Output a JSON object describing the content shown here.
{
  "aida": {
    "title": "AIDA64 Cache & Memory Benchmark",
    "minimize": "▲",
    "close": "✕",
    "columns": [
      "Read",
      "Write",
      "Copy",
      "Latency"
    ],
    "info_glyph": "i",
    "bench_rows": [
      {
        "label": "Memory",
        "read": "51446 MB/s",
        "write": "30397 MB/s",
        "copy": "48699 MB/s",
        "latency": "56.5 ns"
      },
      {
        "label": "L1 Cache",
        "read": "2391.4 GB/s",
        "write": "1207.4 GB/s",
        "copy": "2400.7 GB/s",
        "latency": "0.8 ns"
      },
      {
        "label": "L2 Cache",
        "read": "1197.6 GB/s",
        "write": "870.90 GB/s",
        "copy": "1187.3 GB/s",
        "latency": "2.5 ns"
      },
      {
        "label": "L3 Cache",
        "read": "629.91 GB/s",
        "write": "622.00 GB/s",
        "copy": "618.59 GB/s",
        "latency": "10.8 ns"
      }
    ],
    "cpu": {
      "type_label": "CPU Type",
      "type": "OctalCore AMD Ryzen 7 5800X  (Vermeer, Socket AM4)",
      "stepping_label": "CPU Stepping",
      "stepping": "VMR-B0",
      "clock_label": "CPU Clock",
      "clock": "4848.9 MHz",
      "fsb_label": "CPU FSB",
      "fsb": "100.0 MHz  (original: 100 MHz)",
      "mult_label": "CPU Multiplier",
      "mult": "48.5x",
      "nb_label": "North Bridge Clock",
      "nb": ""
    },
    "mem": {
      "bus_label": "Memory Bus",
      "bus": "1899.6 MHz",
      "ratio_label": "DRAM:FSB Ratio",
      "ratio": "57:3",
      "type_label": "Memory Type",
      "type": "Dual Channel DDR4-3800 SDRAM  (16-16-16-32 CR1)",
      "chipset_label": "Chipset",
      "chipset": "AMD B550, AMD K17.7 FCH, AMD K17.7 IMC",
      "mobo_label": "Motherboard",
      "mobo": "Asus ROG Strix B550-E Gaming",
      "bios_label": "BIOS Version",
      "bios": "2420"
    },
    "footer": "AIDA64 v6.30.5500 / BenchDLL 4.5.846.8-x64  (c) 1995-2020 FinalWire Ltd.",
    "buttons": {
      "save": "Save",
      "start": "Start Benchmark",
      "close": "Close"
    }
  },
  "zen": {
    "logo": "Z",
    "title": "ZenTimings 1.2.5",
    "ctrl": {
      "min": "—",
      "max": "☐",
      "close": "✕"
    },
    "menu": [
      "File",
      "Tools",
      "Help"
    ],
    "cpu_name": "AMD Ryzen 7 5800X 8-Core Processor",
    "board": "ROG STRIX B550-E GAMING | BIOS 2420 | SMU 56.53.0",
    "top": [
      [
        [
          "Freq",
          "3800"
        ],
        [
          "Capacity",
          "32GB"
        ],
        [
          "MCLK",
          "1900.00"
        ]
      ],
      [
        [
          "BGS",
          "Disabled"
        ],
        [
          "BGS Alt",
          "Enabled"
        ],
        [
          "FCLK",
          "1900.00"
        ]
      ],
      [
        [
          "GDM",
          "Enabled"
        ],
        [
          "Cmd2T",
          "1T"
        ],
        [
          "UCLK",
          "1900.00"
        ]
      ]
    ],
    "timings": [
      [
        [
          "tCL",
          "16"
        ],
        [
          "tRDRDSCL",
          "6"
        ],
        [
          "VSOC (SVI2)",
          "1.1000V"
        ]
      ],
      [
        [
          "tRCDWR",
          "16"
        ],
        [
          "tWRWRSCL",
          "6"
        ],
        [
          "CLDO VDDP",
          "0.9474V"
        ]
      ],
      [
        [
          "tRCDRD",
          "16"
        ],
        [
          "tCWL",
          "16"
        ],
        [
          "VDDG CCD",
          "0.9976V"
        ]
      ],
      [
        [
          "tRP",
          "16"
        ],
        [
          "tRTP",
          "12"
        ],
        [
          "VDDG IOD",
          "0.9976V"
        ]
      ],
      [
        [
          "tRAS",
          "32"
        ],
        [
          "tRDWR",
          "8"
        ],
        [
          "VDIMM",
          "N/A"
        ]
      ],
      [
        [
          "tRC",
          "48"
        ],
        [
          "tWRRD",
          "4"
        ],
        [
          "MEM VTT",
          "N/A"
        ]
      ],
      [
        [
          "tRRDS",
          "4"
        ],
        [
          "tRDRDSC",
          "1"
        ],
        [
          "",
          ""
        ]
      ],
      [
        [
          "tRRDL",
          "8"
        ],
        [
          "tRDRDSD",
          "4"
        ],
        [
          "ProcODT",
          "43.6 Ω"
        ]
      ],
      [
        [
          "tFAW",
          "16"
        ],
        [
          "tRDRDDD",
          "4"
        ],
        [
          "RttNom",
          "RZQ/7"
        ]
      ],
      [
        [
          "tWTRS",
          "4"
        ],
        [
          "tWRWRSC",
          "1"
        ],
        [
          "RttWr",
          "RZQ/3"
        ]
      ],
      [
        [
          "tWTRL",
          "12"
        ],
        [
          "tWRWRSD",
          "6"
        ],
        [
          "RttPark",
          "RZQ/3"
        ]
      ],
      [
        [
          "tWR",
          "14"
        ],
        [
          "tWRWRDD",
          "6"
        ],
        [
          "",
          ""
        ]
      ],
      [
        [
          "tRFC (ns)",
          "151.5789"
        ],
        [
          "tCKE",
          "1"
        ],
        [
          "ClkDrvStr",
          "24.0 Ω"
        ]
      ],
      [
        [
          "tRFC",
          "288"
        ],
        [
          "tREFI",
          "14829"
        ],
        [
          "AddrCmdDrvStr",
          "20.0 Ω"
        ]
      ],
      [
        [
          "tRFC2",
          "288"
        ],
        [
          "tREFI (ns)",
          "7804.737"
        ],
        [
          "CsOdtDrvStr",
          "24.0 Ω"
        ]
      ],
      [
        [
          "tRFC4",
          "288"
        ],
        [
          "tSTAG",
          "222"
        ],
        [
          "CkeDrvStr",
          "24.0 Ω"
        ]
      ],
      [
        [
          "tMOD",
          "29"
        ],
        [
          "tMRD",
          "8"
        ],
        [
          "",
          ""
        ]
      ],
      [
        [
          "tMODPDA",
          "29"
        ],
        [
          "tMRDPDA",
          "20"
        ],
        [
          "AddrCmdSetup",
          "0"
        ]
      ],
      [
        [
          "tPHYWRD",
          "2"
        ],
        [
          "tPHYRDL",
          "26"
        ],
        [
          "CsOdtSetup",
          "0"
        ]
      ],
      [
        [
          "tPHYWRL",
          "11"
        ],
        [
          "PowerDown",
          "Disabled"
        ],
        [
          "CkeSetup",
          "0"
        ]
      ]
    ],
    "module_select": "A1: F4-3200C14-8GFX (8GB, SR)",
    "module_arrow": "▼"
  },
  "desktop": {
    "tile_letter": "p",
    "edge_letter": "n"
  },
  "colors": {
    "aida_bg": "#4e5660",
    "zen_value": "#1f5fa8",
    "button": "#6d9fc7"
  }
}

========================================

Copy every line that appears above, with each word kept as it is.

_Written response_.
Output a JSON object describing the content shown here.
{
  "aida": {
    "title": "AIDA64 Cache & Memory Benchmark",
    "minimize": "▲",
    "close": "✕",
    "columns": [
      "Read",
      "Write",
      "Copy",
      "Latency"
    ],
    "info_glyph": "i",
    "bench_rows": [
      {
        "label": "Memory",
        "read": "51446 MB/s",
        "write": "30397 MB/s",
        "copy": "48699 MB/s",
        "latency": "56.5 ns"
      },
      {
        "label": "L1 Cache",
        "read": "2391.4 GB/s",
        "write": "1207.4 GB/s",
        "copy": "2400.7 GB/s",
        "latency": "0.8 ns"
      },
      {
        "label": "L2 Cache",
        "read": "1197.6 GB/s",
        "write": "870.90 GB/s",
        "copy": "1187.3 GB/s",
        "latency": "2.5 ns"
      },
      {
        "label": "L3 Cache",
        "read": "629.91 GB/s",
        "write": "622.00 GB/s",
        "copy": "618.59 GB/s",
        "latency": "10.8 ns"
      }
    ],
    "cpu": {
      "type_label": "CPU Type",
      "type": "OctalCore AMD Ryzen 7 5800X  (Vermeer, Socket AM4)",
      "stepping_label": "CPU Stepping",
      "stepping": "VMR-B0",
      "clock_label": "CPU Clock",
      "clock": "4848.9 MHz",
      "fsb_label": "CPU FSB",
      "fsb": "100.0 MHz  (original: 100 MHz)",
      "mult_label": "CPU Multiplier",
      "mult": "48.5x",
      "nb_label": "North Bridge Clock",
      "nb": ""
    },
    "mem": {
      "bus_label": "Memory Bus",
      "bus": "1899.6 MHz",
      "ratio_label": "DRAM:FSB Ratio",
      "ratio": "57:3",
      "type_label": "Memory Type",
      "type": "Dual Channel DDR4-3800 SDRAM  (16-16-16-32 CR1)",
      "chipset_label": "Chipset",
      "chipset": "AMD B550, AMD K17.7 FCH, AMD K17.7 IMC",
      "mobo_label": "Motherboard",
      "mobo": "Asus ROG Strix B550-E Gaming",
      "bios_label": "BIOS Version",
      "bios": "2420"
    },
    "footer": "AIDA64 v6.30.5500 / BenchDLL 4.5.846.8-x64  (c) 1995-2020 FinalWire Ltd.",
    "buttons": {
      "save": "Save",
      "start": "Start Benchmark",
      "close": "Close"
    }
  },
  "zen": {
    "logo": "Z",
    "title": "ZenTimings 1.2.5",
    "ctrl": {
      "min": "—",
      "max": "☐",
      "close": "✕"
    },
    "menu": [
      "File",
      "Tools",
      "Help"
    ],
    "cpu_name": "AMD Ryzen 7 5800X 8-Core Processor",
    "board": "ROG STRIX B550-E GAMING | BIOS 2420 | SMU 56.53.0",
    "top": [
      [
        [
          "Freq",
          "3800"
        ],
        [
          "Capacity",
          "32GB"
        ],
        [
          "MCLK",
          "1900.00"
        ]
      ],
      [
        [
          "BGS",
          "Disabled"
        ],
        [
          "BGS Alt",
          "Enabled"
        ],
        [
          "FCLK",
          "1900.00"
        ]
      ],
      [
        [
          "GDM",
          "Enabled"
        ],
        [
          "Cmd2T",
          "1T"
        ],
        [
          "UCLK",
          "1900.00"
        ]
      ]
    ],
    "timings": [
      [
        [
          "tCL",
          "16"
        ],
        [
          "tRDRDSCL",
          "6"
        ],
        [
          "VSOC (SVI2)",
          "1.1000V"
        ]
      ],
      [
        [
          "tRCDWR",
          "16"
        ],
        [
          "tWRWRSCL",
          "6"
        ],
        [
          "CLDO VDDP",
          "0.9474V"
        ]
      ],
      [
        [
          "tRCDRD",
          "16"
        ],
        [
          "tCWL",
          "16"
        ],
        [
          "VDDG CCD",
          "0.9976V"
        ]
      ],
      [
        [
          "tRP",
          "16"
        ],
        [
          "tRTP",
          "12"
        ],
        [
          "VDDG IOD",
          "0.9976V"
        ]
      ],
      [
        [
          "tRAS",
          "32"
        ],
        [
          "tRDWR",
          "8"
        ],
        [
          "VDIMM",
          "N/A"
        ]
      ],
      [
        [
          "tRC",
          "48"
        ],
        [
          "tWRRD",
          "4"
        ],
        [
          "MEM VTT",
          "N/A"
        ]
      ],
      [
        [
          "tRRDS",
          "4"
        ],
        [
          "tRDRDSC",
          "1"
        ],
        [
          "",
          ""
        ]
      ],
      [
        [
          "tRRDL",
          "8"
        ],
        [
          "tRDRDSD",
          "4"
        ],
        [
          "ProcODT",
          "43.6 Ω"
        ]
      ],
      [
        [
          "tFAW",
          "16"
        ],
        [
          "tRDRDDD",
          "4"
        ],
        [
          "RttNom",
          "RZQ/7"
        ]
      ],
      [
        [
          "tWTRS",
          "4"
        ],
        [
          "tWRWRSC",
          "1"
        ],
        [
          "RttWr",
          "RZQ/3"
        ]
      ],
      [
        [
          "tWTRL",
          "12"
        ],
        [
          "tWRWRSD",
          "6"
        ],
        [
          "RttPark",
          "RZQ/3"
        ]
      ],
      [
        [
          "tWR",
          "14"
        ],
        [
          "tWRWRDD",
          "6"
        ],
        [
          "",
          ""
        ]
      ],
      [
        [
          "tRFC (ns)",
          "151.5789"
        ],
        [
          "tCKE",
          "1"
        ],
        [
          "ClkDrvStr",
          "24.0 Ω"
        ]
      ],
      [
        [
          "tRFC",
          "288"
        ],
        [
          "tREFI",
          "14829"
        ],
        [
          "AddrCmdDrvStr",
          "20.0 Ω"
        ]
      ],
      [
        [
          "tRFC2",
          "288"
        ],
        [
          "tREFI (ns)",
          "7804.737"
        ],
        [
          "CsOdtDrvStr",
          "24.0 Ω"
        ]
      ],
      [
        [
          "tRFC4",
          "288"
        ],
        [
          "tSTAG",
          "222"
        ],
        [
          "CkeDrvStr",
          "24.0 Ω"
        ]
      ],
      [
        [
          "tMOD",
          "29"
        ],
        [
          "tMRD",
          "8"
        ],
        [
          "",
          ""
        ]
      ],
      [
        [
          "tMODPDA",
          "29"
        ],
        [
          "tMRDPDA",
          "20"
        ],
        [
          "AddrCmdSetup",
          "0"
        ]
      ],
      [
        [
          "tPHYWRD",
          "2"
        ],
        [
          "tPHYRDL",
          "26"
        ],
        [
          "CsOdtSetup",
          "0"
        ]
      ],
      [
        [
          "tPHYWRL",
          "11"
        ],
        [
          "PowerDown",
          "Disabled"
        ],
        [
          "CkeSetup",
          "0"
        ]
      ]
    ],
    "module_select": "A1: F4-3200C14-8GFX (8GB, SR)",
    "module_arrow": "▼"
  },
  "desktop": {
    "tile_letter": "p",
    "edge_letter": "n"
  },
  "colors": {
    "aida_bg": "#4e5660",
    "zen_value": "#1f5fa8",
    "button": "#6d9fc7"
  }
}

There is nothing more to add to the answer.